Cathy had an idea for Lowriders in Space, a story about a female mechanic named Lupe Impala who fixes the cars, a mosquito named Elirio Malaria who draws and airbrushes the cars with his beak and a little octopus named Flapjack Octopus who buffs and cleans the cars. As she was describing the story to me, I was doodling on my notebook paper with my ballpoint pens and, within an hour, I knew exactly how the book should be drawn. Three years later, the final published book ended up being almost exactly how we envisioned it originally.

Lowriders in Space, 2014.

I'm curious about how your children's books and your work with more "adult" themes, with their distinct content and audiences, both operate separately and coexist in you.

First and foremost, when I was a young boy, my goal, and what I thought was going to save me from my situation in El Paso, and it was a desperate one -- I was a terrible student, flunking every single class, even typing. The only thing I felt I was good at was drawing. As a kid, I spent a lot of my time copying images from comic books. I would use the only art materials I knew about at the time, which were ballpoint pens.
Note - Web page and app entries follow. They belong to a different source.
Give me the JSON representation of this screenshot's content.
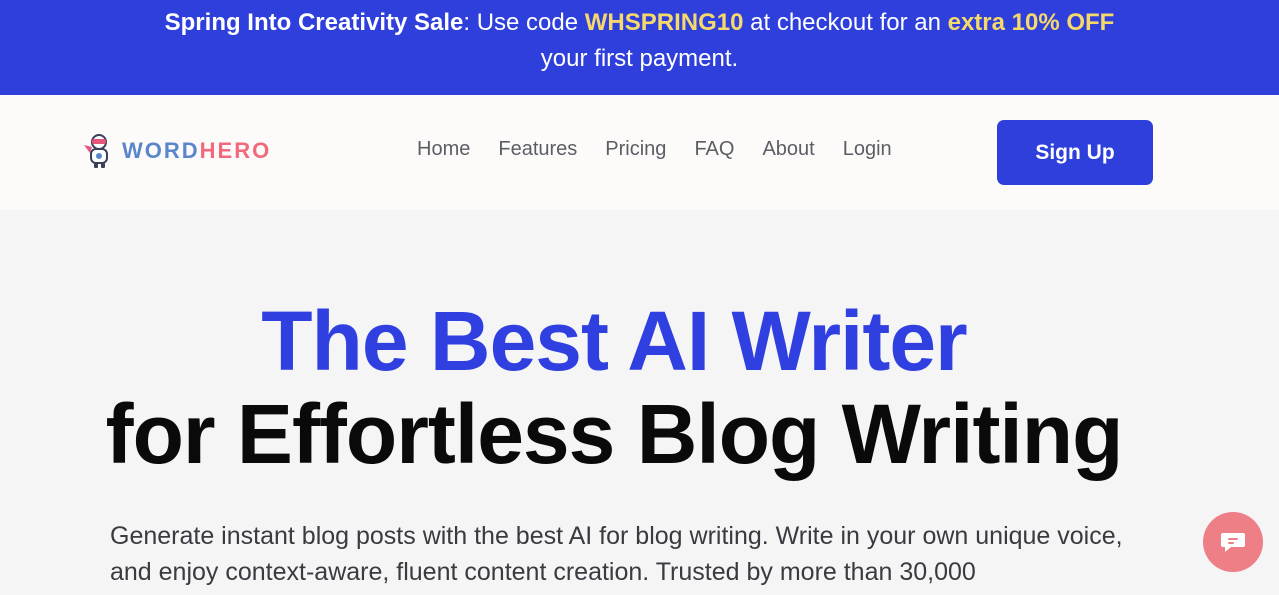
{
  "promo": {
    "sale_name": "Spring Into Creativity Sale",
    "text_a": ": Use code ",
    "code": "WHSPRING10",
    "text_b": " at checkout for an ",
    "offer": "extra 10% OFF",
    "text_c": "your first payment."
  },
  "logo": {
    "word_part": "WORD",
    "hero_part": "HERO"
  },
  "nav": {
    "links": [
      "Home",
      "Features",
      "Pricing",
      "FAQ",
      "About",
      "Login"
    ],
    "signup_label": "Sign Up"
  },
  "hero": {
    "title_line1": "The Best AI Writer",
    "title_line2": "for Effortless Blog Writing",
    "subtitle": "Generate instant blog posts with the best AI for blog writing. Write in your own unique voice, and enjoy context-aware, fluent content creation. Trusted by more than 30,000"
  },
  "colors": {
    "brand_blue": "#2f3fdb",
    "highlight_yellow": "#f5d96b",
    "logo_blue": "#5b86c9",
    "logo_pink": "#f06a7c",
    "chat_pink": "#ee7f86"
  },
  "icons": {
    "logo": "robot-hero-icon",
    "chat": "chat-bubble-icon"
  }
}
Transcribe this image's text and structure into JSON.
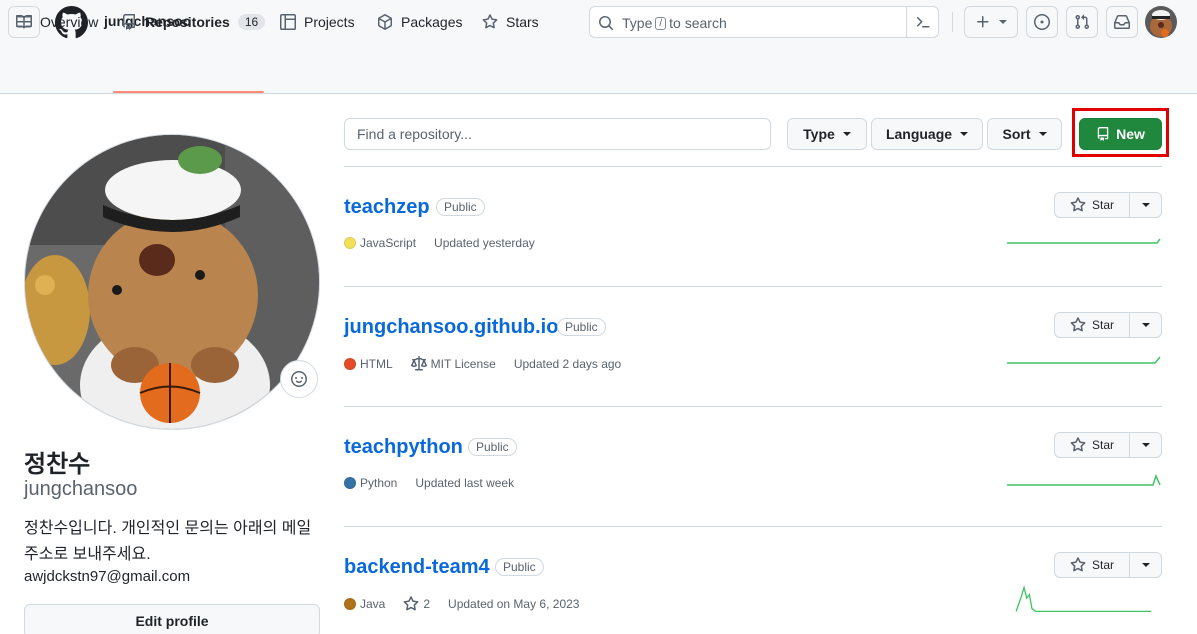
{
  "header": {
    "username": "jungchansoo",
    "search_prefix": "Type",
    "search_key": "/",
    "search_suffix": "to search"
  },
  "tabs": [
    {
      "label": "Overview"
    },
    {
      "label": "Repositories",
      "count": "16"
    },
    {
      "label": "Projects"
    },
    {
      "label": "Packages"
    },
    {
      "label": "Stars"
    }
  ],
  "profile": {
    "display_name": "정찬수",
    "login": "jungchansoo",
    "bio": "정찬수입니다. 개인적인 문의는 아래의 메일 주소로 보내주세요.",
    "email": "awjdckstn97@gmail.com",
    "edit_label": "Edit profile"
  },
  "filters": {
    "find_placeholder": "Find a repository...",
    "type_label": "Type",
    "language_label": "Language",
    "sort_label": "Sort",
    "new_label": "New"
  },
  "repos": [
    {
      "name": "teachzep",
      "visibility": "Public",
      "language": "JavaScript",
      "language_color": "#f1e05a",
      "updated": "Updated yesterday",
      "star_label": "Star"
    },
    {
      "name": "jungchansoo.github.io",
      "visibility": "Public",
      "language": "HTML",
      "language_color": "#e34c26",
      "license": "MIT License",
      "updated": "Updated 2 days ago",
      "star_label": "Star"
    },
    {
      "name": "teachpython",
      "visibility": "Public",
      "language": "Python",
      "language_color": "#3572A5",
      "updated": "Updated last week",
      "star_label": "Star"
    },
    {
      "name": "backend-team4",
      "visibility": "Public",
      "language": "Java",
      "language_color": "#b07219",
      "stars": "2",
      "updated": "Updated on May 6, 2023",
      "star_label": "Star"
    }
  ],
  "icons": [
    "hamburger-icon",
    "github-logo",
    "search-icon",
    "command-palette-icon",
    "plus-icon",
    "issues-icon",
    "pull-requests-icon",
    "inbox-icon",
    "book-icon",
    "repo-icon",
    "project-icon",
    "package-icon",
    "star-icon",
    "smiley-icon",
    "law-icon"
  ],
  "colors": {
    "accent_underline": "#fd8c73",
    "new_button": "#1f883d",
    "link": "#0969da",
    "highlight_box": "#e00000",
    "sparkline": "#40c463"
  }
}
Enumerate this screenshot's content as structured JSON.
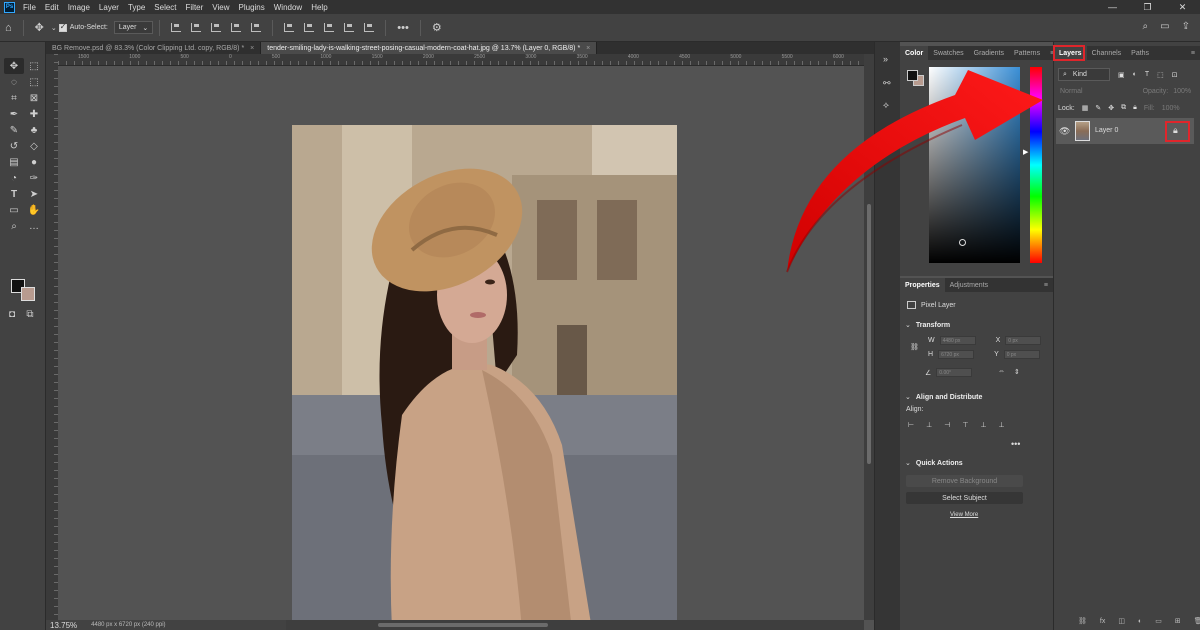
{
  "app": {
    "logo": "Ps"
  },
  "menu": [
    "File",
    "Edit",
    "Image",
    "Layer",
    "Type",
    "Select",
    "Filter",
    "View",
    "Plugins",
    "Window",
    "Help"
  ],
  "window_controls": [
    "—",
    "❐",
    "✕"
  ],
  "options_bar": {
    "auto_select_label": "Auto-Select:",
    "auto_select_value": "Layer",
    "more": "•••"
  },
  "tabs": [
    {
      "label": "BG Remove.psd @ 83.3% (Color Clipping Ltd. copy, RGB/8) *",
      "close": "×"
    },
    {
      "label": "tender-smiling-lady-is-walking-street-posing-casual-modern-coat-hat.jpg @ 13.7% (Layer 0, RGB/8) *",
      "close": "×"
    }
  ],
  "ruler_labels": [
    "1500",
    "1000",
    "500",
    "0",
    "500",
    "1000",
    "1500",
    "2000",
    "2500",
    "3000",
    "3500",
    "4000",
    "4500",
    "5000",
    "5500",
    "6000"
  ],
  "status": {
    "zoom": "13.75%",
    "dimensions": "4480 px x 6720 px (240 ppi)"
  },
  "color_panel": {
    "tabs": [
      "Color",
      "Swatches",
      "Gradients",
      "Patterns"
    ]
  },
  "properties_panel": {
    "tabs": [
      "Properties",
      "Adjustments"
    ],
    "pixel_layer": "Pixel Layer",
    "transform_title": "Transform",
    "w_label": "W",
    "h_label": "H",
    "x_label": "X",
    "y_label": "Y",
    "w_value": "4480 px",
    "h_value": "6720 px",
    "x_value": "0 px",
    "y_value": "0 px",
    "angle_value": "0.00°",
    "align_title": "Align and Distribute",
    "align_label": "Align:",
    "quick_actions_title": "Quick Actions",
    "remove_bg": "Remove Background",
    "select_subject": "Select Subject",
    "view_more": "View More"
  },
  "layers_panel": {
    "tabs": [
      "Layers",
      "Channels",
      "Paths"
    ],
    "filter_kind": "Kind",
    "blend_mode": "Normal",
    "opacity_label": "Opacity:",
    "opacity_value": "100%",
    "lock_label": "Lock:",
    "fill_label": "Fill:",
    "fill_value": "100%",
    "layer_name": "Layer 0"
  },
  "colors": {
    "highlight_red": "#e0252b",
    "arrow_red": "#ff0000",
    "accent_blue": "#31a8ff"
  }
}
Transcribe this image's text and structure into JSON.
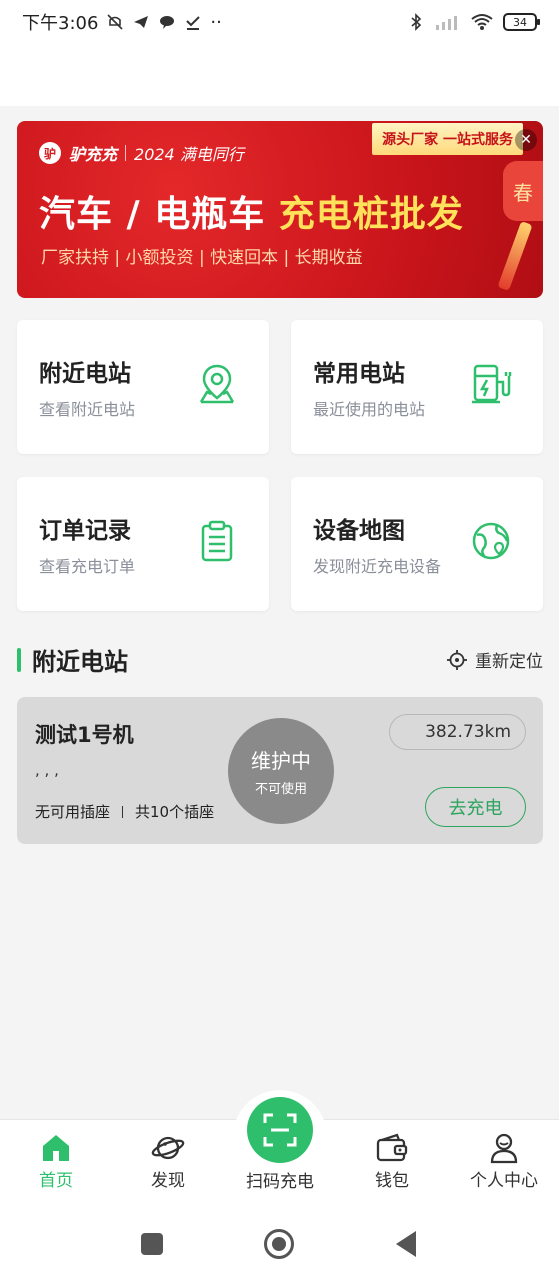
{
  "status_bar": {
    "time": "下午3:06",
    "battery": "34"
  },
  "banner": {
    "brand": "驴充充",
    "slogan": "2024 满电同行",
    "tag": "源头厂家 一站式服务",
    "headline_white": "汽车 / 电瓶车 ",
    "headline_yellow": "充电桩批发",
    "subline": "厂家扶持 | 小额投资 | 快速回本 | 长期收益",
    "side_text": "春"
  },
  "cards": [
    {
      "title": "附近电站",
      "subtitle": "查看附近电站",
      "icon": "map-pin-icon"
    },
    {
      "title": "常用电站",
      "subtitle": "最近使用的电站",
      "icon": "charging-station-icon"
    },
    {
      "title": "订单记录",
      "subtitle": "查看充电订单",
      "icon": "clipboard-icon"
    },
    {
      "title": "设备地图",
      "subtitle": "发现附近充电设备",
      "icon": "globe-icon"
    }
  ],
  "section": {
    "title": "附近电站",
    "relocate_label": "重新定位"
  },
  "station": {
    "name": "测试1号机",
    "address": ", , ,",
    "ports_available": "无可用插座",
    "ports_total": "共10个插座",
    "distance": "382.73km",
    "status": "维护中",
    "status_sub": "不可使用",
    "action": "去充电"
  },
  "tabbar": {
    "items": [
      {
        "label": "首页",
        "icon": "home-icon",
        "active": true
      },
      {
        "label": "发现",
        "icon": "planet-icon",
        "active": false
      },
      {
        "label": "扫码充电",
        "icon": "scan-icon",
        "active": false
      },
      {
        "label": "钱包",
        "icon": "wallet-icon",
        "active": false
      },
      {
        "label": "个人中心",
        "icon": "user-icon",
        "active": false
      }
    ]
  },
  "colors": {
    "accent": "#2fbf6c",
    "banner_red": "#d21d20"
  }
}
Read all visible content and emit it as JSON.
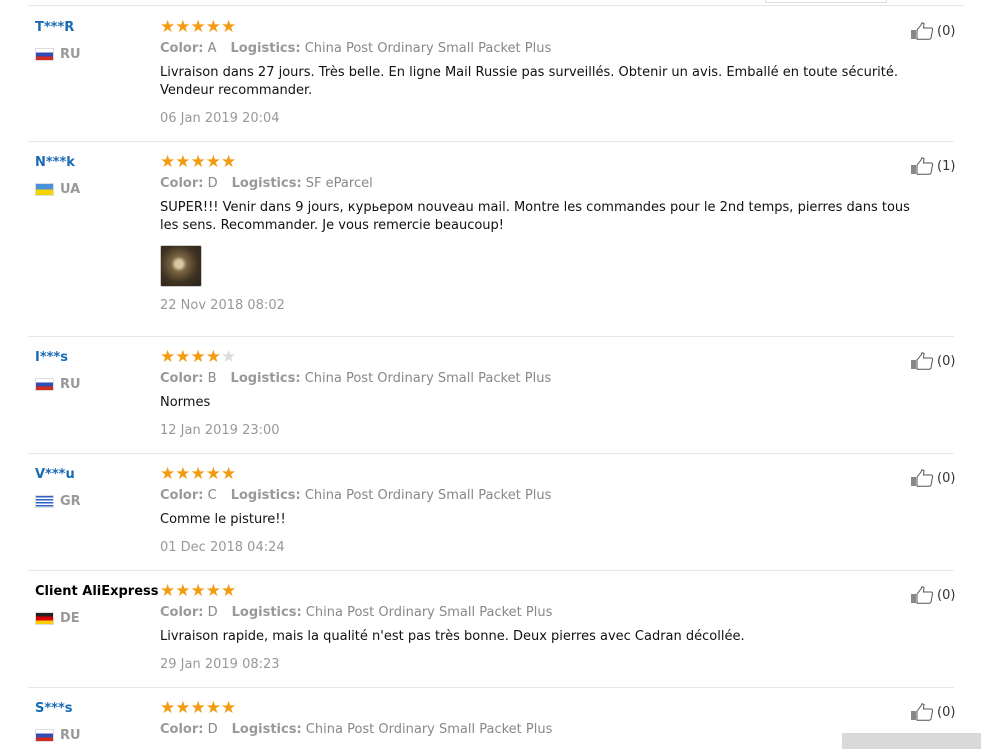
{
  "reviews": [
    {
      "user": "T***R",
      "country": "RU",
      "flag": "ru",
      "rating": 5,
      "color_label": "Color:",
      "color": "A",
      "logistics_label": "Logistics:",
      "logistics": "China Post Ordinary Small Packet Plus",
      "text": "Livraison dans 27 jours. Très belle. En ligne Mail Russie pas surveillés. Obtenir un avis. Emballé en toute sécurité. Vendeur recommander.",
      "date": "06 Jan 2019 20:04",
      "likes": "(0)",
      "has_image": false
    },
    {
      "user": "N***k",
      "country": "UA",
      "flag": "ua",
      "rating": 5,
      "color_label": "Color:",
      "color": "D",
      "logistics_label": "Logistics:",
      "logistics": "SF eParcel",
      "text": "SUPER!!! Venir dans 9 jours, курьером nouveau mail. Montre les commandes pour le 2nd temps, pierres dans tous les sens. Recommander. Je vous remercie beaucoup!",
      "date": "22 Nov 2018 08:02",
      "likes": "(1)",
      "has_image": true
    },
    {
      "user": "I***s",
      "country": "RU",
      "flag": "ru",
      "rating": 4,
      "color_label": "Color:",
      "color": "B",
      "logistics_label": "Logistics:",
      "logistics": "China Post Ordinary Small Packet Plus",
      "text": "Normes",
      "date": "12 Jan 2019 23:00",
      "likes": "(0)",
      "has_image": false
    },
    {
      "user": "V***u",
      "country": "GR",
      "flag": "gr",
      "rating": 5,
      "color_label": "Color:",
      "color": "C",
      "logistics_label": "Logistics:",
      "logistics": "China Post Ordinary Small Packet Plus",
      "text": "Comme le pisture!!",
      "date": "01 Dec 2018 04:24",
      "likes": "(0)",
      "has_image": false
    },
    {
      "user": "Client AliExpress",
      "country": "DE",
      "flag": "de",
      "rating": 5,
      "color_label": "Color:",
      "color": "D",
      "logistics_label": "Logistics:",
      "logistics": "China Post Ordinary Small Packet Plus",
      "text": "Livraison rapide, mais la qualité n'est pas très bonne. Deux pierres avec Cadran décollée.",
      "date": "29 Jan 2019 08:23",
      "likes": "(0)",
      "has_image": false,
      "plain_user": true
    },
    {
      "user": "S***s",
      "country": "RU",
      "flag": "ru",
      "rating": 5,
      "color_label": "Color:",
      "color": "D",
      "logistics_label": "Logistics:",
      "logistics": "China Post Ordinary Small Packet Plus",
      "text": "",
      "date": "",
      "likes": "(0)",
      "has_image": false
    }
  ],
  "colors": {
    "star": "#f39c12",
    "link": "#1a6bb5",
    "meta": "#999999"
  },
  "icons": {
    "like": "thumbs-up-icon",
    "star": "star-icon"
  }
}
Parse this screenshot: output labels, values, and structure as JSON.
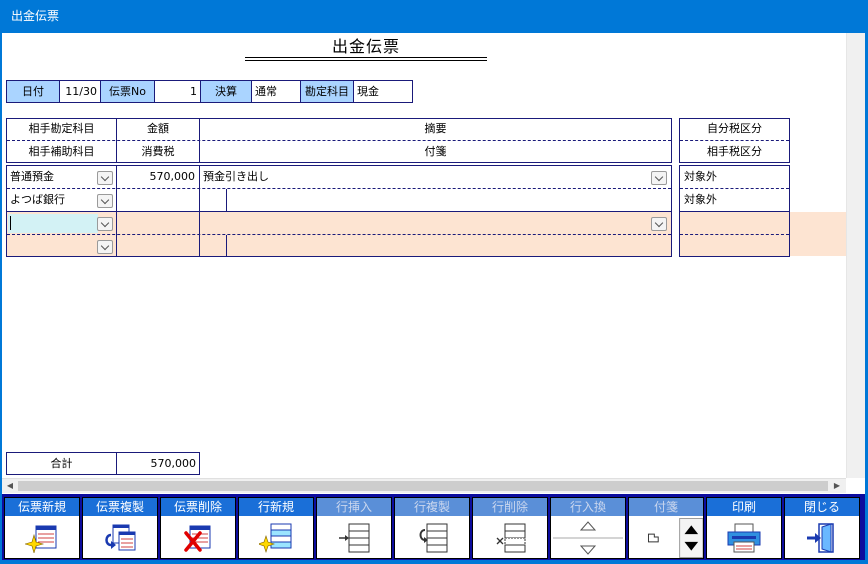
{
  "window": {
    "title": "出金伝票"
  },
  "page": {
    "title": "出金伝票"
  },
  "info": {
    "date_label": "日付",
    "date_value": "11/30",
    "slipno_label": "伝票No",
    "slipno_value": "1",
    "settle_label": "決算",
    "settle_value": "通常",
    "account_label": "勘定科目",
    "account_value": "現金"
  },
  "headers": {
    "partner_account": "相手勘定科目",
    "partner_sub": "相手補助科目",
    "amount": "金額",
    "tax": "消費税",
    "summary": "摘要",
    "tag": "付箋",
    "own_tax": "自分税区分",
    "partner_tax": "相手税区分"
  },
  "rows": [
    {
      "account": "普通預金",
      "sub": "よつば銀行",
      "amount": "570,000",
      "tax": "",
      "summary": "預金引き出し",
      "tag": "",
      "own_tax": "対象外",
      "partner_tax": "対象外"
    },
    {
      "account": "",
      "sub": "",
      "amount": "",
      "tax": "",
      "summary": "",
      "tag": "",
      "own_tax": "",
      "partner_tax": ""
    }
  ],
  "total": {
    "label": "合計",
    "value": "570,000"
  },
  "toolbar": [
    {
      "label": "伝票新規",
      "icon": "new-slip-icon",
      "enabled": true
    },
    {
      "label": "伝票複製",
      "icon": "copy-slip-icon",
      "enabled": true
    },
    {
      "label": "伝票削除",
      "icon": "delete-slip-icon",
      "enabled": true
    },
    {
      "label": "行新規",
      "icon": "new-row-icon",
      "enabled": true
    },
    {
      "label": "行挿入",
      "icon": "insert-row-icon",
      "enabled": false
    },
    {
      "label": "行複製",
      "icon": "copy-row-icon",
      "enabled": false
    },
    {
      "label": "行削除",
      "icon": "delete-row-icon",
      "enabled": false
    },
    {
      "label": "行入換",
      "icon": "swap-rows-icon",
      "enabled": false
    },
    {
      "label": "付箋",
      "icon": "tag-icon",
      "enabled": false
    },
    {
      "label": "印刷",
      "icon": "printer-icon",
      "enabled": true
    },
    {
      "label": "閉じる",
      "icon": "exit-door-icon",
      "enabled": true
    }
  ],
  "colors": {
    "titlebar": "#0078d7",
    "label_bg": "#aad4ff",
    "active_row": "#fde4d2",
    "toolbar_bg": "#0c0c9e",
    "button_label": "#1a6fd8"
  }
}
Even though it's a collaborative project with Cathy Camper, I really feel that Lowriders in Spaceis an autobiography. It's an autobiographical story in that it's about me dreaming of becoming an artist in a place where that wasn't normal, growing up in a border town with no real art influence around.

I find that the book, in a way, is a predecessor to the work I'm making for galleries and museums. Because without the accessibility of the comic books that I found at the local 7-Eleven, none of what I'm doing today would have been possible. I'm so happy that I get to work on a fine art project like Lowriders in Space for an audience that might never see my fine art work. This is a gallery project for all the boys and girls that live in all the remote areas of the world. When they open up my book, they can immediately understand the materials I used to make the book.

I know there are a lot of young boys and girls out there who might not think it's possible for them to become artists, because nobody they know is an artist. They might not even have art classes in their schools, they don't know anything about art materials.

I am really drawn to the work of Jose Guadalupe Posada, because of the strength of his drawings and also because of his philosophy. He had an open door policy to his studio so he allowed kids to come in and watch him draw. Some of these kids ended up being artists like Diego Rivera and Orozco and Siquieros. This is something I try to do as well, I try to be very open and share with people as much as I can. I try to make work that is welcoming to young artists of color who might find hope in my work.


Above images courtesy of the artist and Chronicle Books.

Additional Works by Raul Gonzalez III can be found at and Lowriders in Space can be purchased through Chronicle Books or Signed copies of the book are available through Porter Square Books.